Which sense do you rely on most? As a photographer I can only answer this question in one way - without the sense of vision I would not be able to do my job and not be able to do what I love. I would also think that my general activity levels would be much lower - goodbye my regular cycle rides to Richmond park, goodbye swims in the local pool, farewell kite surfing. Losing my eyesight would probably ruin me in the current sense of me.
It did not ruin Tiri Hughes whom I photographed for Blind Children UK a few weeks ago. Tiri is one of the most inspirational people I have ever met. She was diagnosed with a number of genetic ocular conditions in early childhood and would describe herself as being able to see about 5% of what normal vision would provide you with. She uses a cane and is applying to get a guide dog when she is old enough. And she just happens to be an internationally acclaimed, medal-winning athlete. She has represented the UK at disability swimming and gymnastic championships across the world and can bend in ways I never could.
This clash between apparent physical limitation and the freedom I associate with exercise provided my head with so much inspiration it was hard to choose just one setting for our shoot. We started off taking photos of Tiri in the gym - classic portraits perfect for my brief from the charity - to produce a library of publicity photographs they can use when promoting their work with visually impaired children. Gym ticked off, I had this mad idea of taking Tiri somewhere everyday and normal and asking her to do something completely abnormal. Having called all the supermarkets in Devon (or so it felt) I finally managed to convince ASDA in Torquay to block off their freezer aisle for our photoshoot for a few minutes. Tiri tried out a few different gymnastics moves and we ended up with a great shot of her doing a handstand. She was so at ease throwing the poses against the freezes I was just amazed.
For anyone who can barely cartwheel on the carpet at home without severe head injuries (i.e. most of us) Tiri can certainly be an inspiration. Thank you Blind Children UK and Tiri Hughes for the awesome opportunity. Also thanks to the manager of ASDA in Torquay for letting us use his space in rush hour.

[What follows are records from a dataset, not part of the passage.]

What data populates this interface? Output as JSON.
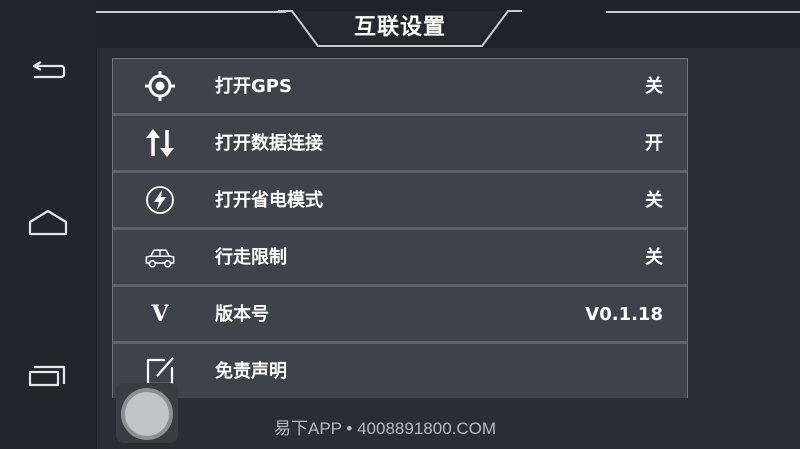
{
  "header": {
    "title": "互联设置"
  },
  "nav": {
    "items": [
      {
        "name": "back",
        "icon": "back-arrow-icon"
      },
      {
        "name": "home",
        "icon": "home-icon"
      },
      {
        "name": "recent-apps",
        "icon": "recent-apps-icon"
      }
    ]
  },
  "settings": {
    "rows": [
      {
        "label": "打开GPS",
        "value": "关",
        "icon": "gps-target-icon"
      },
      {
        "label": "打开数据连接",
        "value": "开",
        "icon": "data-transfer-arrows-icon"
      },
      {
        "label": "打开省电模式",
        "value": "关",
        "icon": "power-saving-bolt-icon"
      },
      {
        "label": "行走限制",
        "value": "关",
        "icon": "car-icon"
      },
      {
        "label": "版本号",
        "value": "V0.1.18",
        "icon": "version-v-icon",
        "icon_text": "V"
      },
      {
        "label": "免责声明",
        "value": "",
        "icon": "edit-note-icon"
      }
    ]
  },
  "watermark": "易下APP • 4008891800.COM",
  "colors": {
    "background": "#2a2d33",
    "row": "#3e4249",
    "row_separator": "#5d6168",
    "text": "#ffffff"
  }
}
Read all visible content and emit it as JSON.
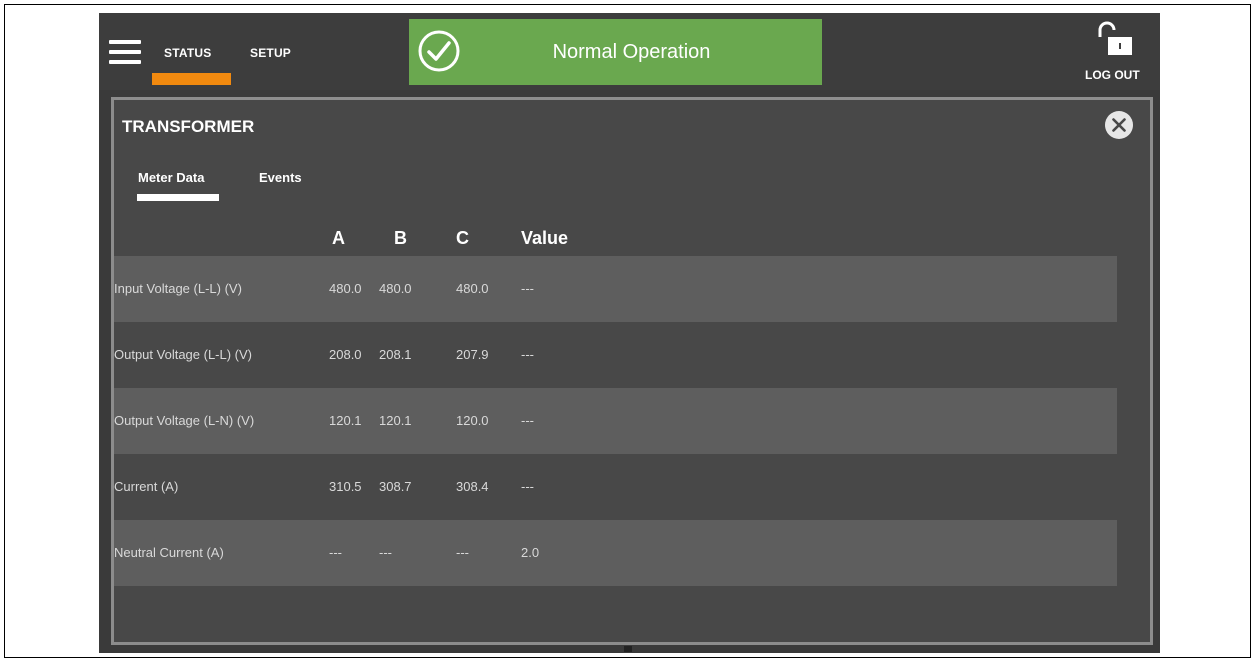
{
  "nav": {
    "tabs": [
      "STATUS",
      "SETUP"
    ],
    "active": "STATUS"
  },
  "status": {
    "text": "Normal Operation",
    "color": "#6aa84f",
    "icon": "check-circle-icon"
  },
  "header_right": {
    "lock_icon": "unlocked-padlock-icon",
    "logout_label": "LOG OUT"
  },
  "panel": {
    "title": "TRANSFORMER",
    "close_icon": "close-circle-icon",
    "tabs": [
      "Meter Data",
      "Events"
    ],
    "active_tab": "Meter Data"
  },
  "table": {
    "headers": [
      "A",
      "B",
      "C",
      "Value"
    ],
    "rows": [
      {
        "label": "Input Voltage (L-L) (V)",
        "a": "480.0",
        "b": "480.0",
        "c": "480.0",
        "value": "---"
      },
      {
        "label": "Output Voltage (L-L) (V)",
        "a": "208.0",
        "b": "208.1",
        "c": "207.9",
        "value": "---"
      },
      {
        "label": "Output Voltage (L-N) (V)",
        "a": "120.1",
        "b": "120.1",
        "c": "120.0",
        "value": "---"
      },
      {
        "label": "Current (A)",
        "a": "310.5",
        "b": "308.7",
        "c": "308.4",
        "value": "---"
      },
      {
        "label": "Neutral Current (A)",
        "a": "---",
        "b": "---",
        "c": "---",
        "value": "2.0"
      }
    ]
  },
  "colors": {
    "accent_orange": "#f28a0f",
    "status_green": "#6aa84f"
  }
}
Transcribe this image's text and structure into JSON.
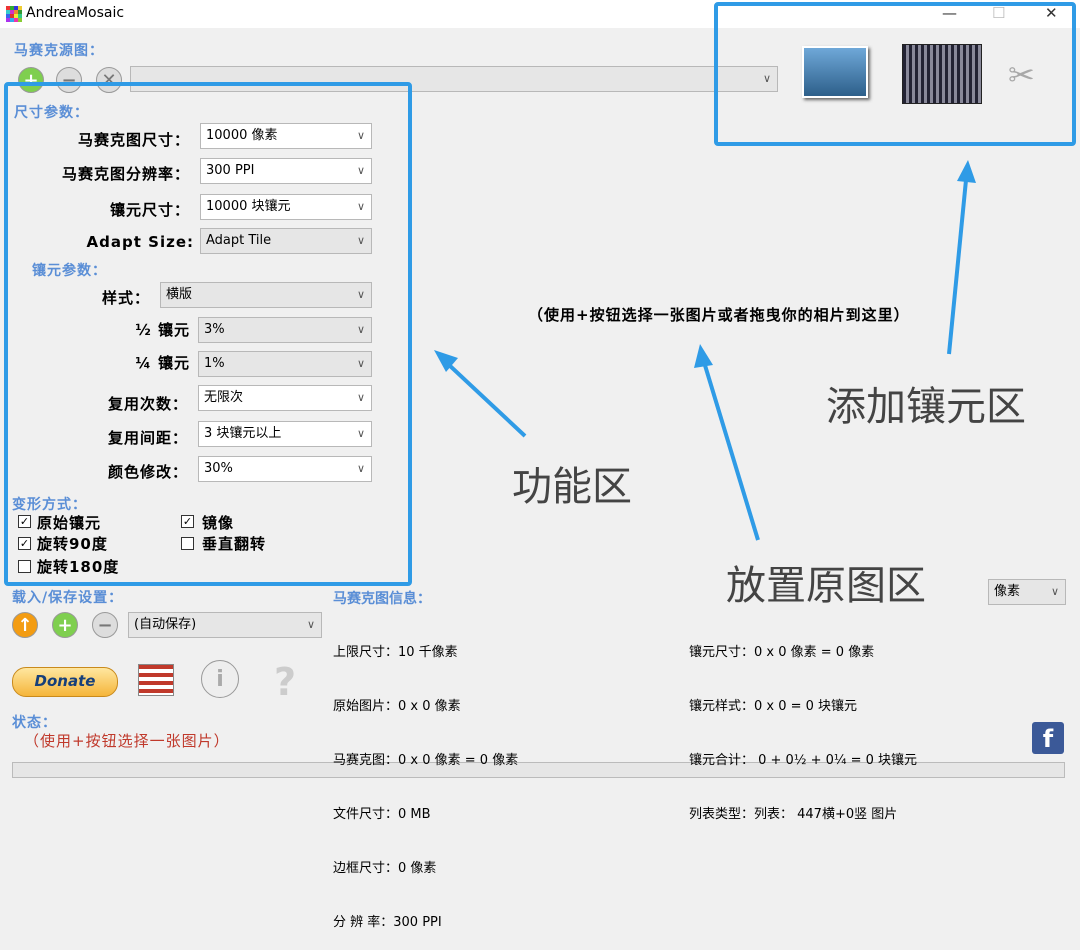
{
  "window": {
    "title": "AndreaMosaic",
    "minimize": "—",
    "maximize": "☐",
    "close": "✕"
  },
  "source": {
    "label": "马赛克源图：",
    "path_value": ""
  },
  "params": {
    "label": "尺寸参数：",
    "rows": [
      {
        "label": "马赛克图尺寸：",
        "value": "10000 像素"
      },
      {
        "label": "马赛克图分辨率：",
        "value": "300 PPI"
      },
      {
        "label": "镶元尺寸：",
        "value": "10000 块镶元"
      },
      {
        "label": "Adapt Size:",
        "value": "Adapt Tile"
      }
    ]
  },
  "tile_params": {
    "label": "镶元参数：",
    "rows": [
      {
        "label": "样式：",
        "value": "横版"
      },
      {
        "label": "½ 镶元",
        "value": "3%"
      },
      {
        "label": "¼ 镶元",
        "value": "1%"
      },
      {
        "label": "复用次数：",
        "value": "无限次"
      },
      {
        "label": "复用间距：",
        "value": "3 块镶元以上"
      },
      {
        "label": "颜色修改：",
        "value": "30%"
      }
    ]
  },
  "transform": {
    "label": "变形方式：",
    "options": [
      {
        "label": "原始镶元",
        "checked": true
      },
      {
        "label": "镜像",
        "checked": true
      },
      {
        "label": "旋转90度",
        "checked": true
      },
      {
        "label": "垂直翻转",
        "checked": false
      },
      {
        "label": "旋转180度",
        "checked": false
      }
    ]
  },
  "load_save": {
    "label": "载入/保存设置：",
    "value": "(自动保存)"
  },
  "donate": {
    "label": "Donate"
  },
  "status": {
    "label": "状态：",
    "message": "（使用+按钮选择一张图片）"
  },
  "center_hint": "（使用+按钮选择一张图片或者拖曳你的相片到这里）",
  "annotations": {
    "function_area": "功能区",
    "add_tile_area": "添加镶元区",
    "source_area": "放置原图区"
  },
  "unit_select": "像素",
  "mosaic_info": {
    "title": "马赛克图信息：",
    "lines": [
      "上限尺寸：10 千像素",
      "原始图片：0 x 0 像素",
      "马赛克图：0 x 0 像素 = 0 像素",
      "文件尺寸：0 MB",
      "边框尺寸：0 像素",
      "分 辨 率：300 PPI"
    ]
  },
  "tile_info": {
    "lines": [
      "镶元尺寸：0 x 0 像素 = 0 像素",
      "镶元样式：0 x 0 = 0 块镶元",
      "镶元合计： 0 + 0½ + 0¼ = 0 块镶元",
      "列表类型：列表： 447横+0竖 图片"
    ]
  },
  "colors": {
    "accent": "#2f9be6",
    "section": "#5a8ed6",
    "status_text": "#c0392b"
  }
}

You can find out more about Blind Children UK’s work on their website: http://www.blindchildrenuk.org/